MOSES FREEMAN (February 19, 1859-June 7, 1937)
He was born in Odessa, Russian empire. He studied in religious elementary school, in the Romanovka yeshiva, and in the great yeshiva of Odessa. He was one of those who founded “Am Olam” (Eternal people [Russian Jewish agricultural colonies]) in 1880. He organized the second contingent of “Am Olam” and was with the group, including his family, that in 1882 came to New York. They attempted to establish and outfit a farm in Vineland, New Jersey, and after it collapsed they returned to New York in 1884 to look for work. He left for Philadelphia, where he initially took up work as a peddler. He later had a variety of livelihoods. In 1892 he edited and published Di idishe prese (The Jewish press), “a weekly newspaper for elucidation, truth, light, and unity” (August 26, 1892-March 23, 1894). He also contributed to: Di idishe velt (The Jewish world); Bris akhim buletin (Brotherhood bulletin), a monthly journal; Propaganda-blat far der bris akhim organizatsye (Propaganda paper for the Brotherhood organization), edited by B. Tirkl; and co-edited Di filadelfyer prese (The Philadelphia press), a weekly newspaper (four issues). In book form: Fuftsig yohr geshikhṭe fun idishen leben in filadelfye (Fifty years of Jewish life in Philadelphia, 1879-1929), part 1 (Philadelphia: Mid-City Press, 1929), 213 pp., part 2 (1934), 318 pp. (Philadelphia: Kultur, 1934). This work is of considerable importance as a source on the history of Jewish immigration to America. He died in Philadelphia.
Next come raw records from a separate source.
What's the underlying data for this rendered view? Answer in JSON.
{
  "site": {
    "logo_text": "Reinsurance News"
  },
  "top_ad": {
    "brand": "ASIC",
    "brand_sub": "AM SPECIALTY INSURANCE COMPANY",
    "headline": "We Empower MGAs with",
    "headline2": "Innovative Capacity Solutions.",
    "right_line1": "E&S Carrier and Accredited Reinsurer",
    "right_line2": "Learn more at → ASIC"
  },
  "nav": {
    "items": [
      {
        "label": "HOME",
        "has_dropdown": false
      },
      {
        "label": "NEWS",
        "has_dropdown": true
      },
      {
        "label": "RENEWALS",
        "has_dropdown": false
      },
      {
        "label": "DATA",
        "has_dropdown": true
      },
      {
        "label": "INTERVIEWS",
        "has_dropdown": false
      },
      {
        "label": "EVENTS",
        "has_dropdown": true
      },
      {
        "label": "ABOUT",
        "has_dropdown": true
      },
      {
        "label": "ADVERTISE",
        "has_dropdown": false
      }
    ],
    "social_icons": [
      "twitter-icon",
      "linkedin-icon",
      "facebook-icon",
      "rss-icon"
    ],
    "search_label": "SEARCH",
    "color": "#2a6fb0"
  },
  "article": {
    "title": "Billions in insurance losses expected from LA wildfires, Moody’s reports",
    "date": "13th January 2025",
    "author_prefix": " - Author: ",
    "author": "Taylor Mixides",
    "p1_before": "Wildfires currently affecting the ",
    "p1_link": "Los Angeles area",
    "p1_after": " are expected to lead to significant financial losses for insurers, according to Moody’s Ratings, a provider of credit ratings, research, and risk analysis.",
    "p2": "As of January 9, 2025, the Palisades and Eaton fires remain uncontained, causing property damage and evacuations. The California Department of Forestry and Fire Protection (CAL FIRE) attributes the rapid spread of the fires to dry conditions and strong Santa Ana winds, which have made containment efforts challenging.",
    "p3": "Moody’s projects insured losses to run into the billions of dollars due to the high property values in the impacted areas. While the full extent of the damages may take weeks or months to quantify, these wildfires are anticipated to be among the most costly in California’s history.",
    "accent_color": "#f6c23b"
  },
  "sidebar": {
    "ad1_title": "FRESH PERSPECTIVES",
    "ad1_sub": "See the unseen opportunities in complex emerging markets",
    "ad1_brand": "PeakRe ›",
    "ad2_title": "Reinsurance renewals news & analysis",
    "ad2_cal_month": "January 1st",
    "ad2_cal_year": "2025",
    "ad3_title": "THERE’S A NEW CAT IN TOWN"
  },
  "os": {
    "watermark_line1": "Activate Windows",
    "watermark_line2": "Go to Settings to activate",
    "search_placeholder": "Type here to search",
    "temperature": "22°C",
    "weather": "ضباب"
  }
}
Sources: Dovid-Ber Tirkl, in Pinkes (New York) 1 (1928), pp. 260-62; Dr. A. Mukdoni, in Morgn-zhurnal (New York) (May 29, 1945).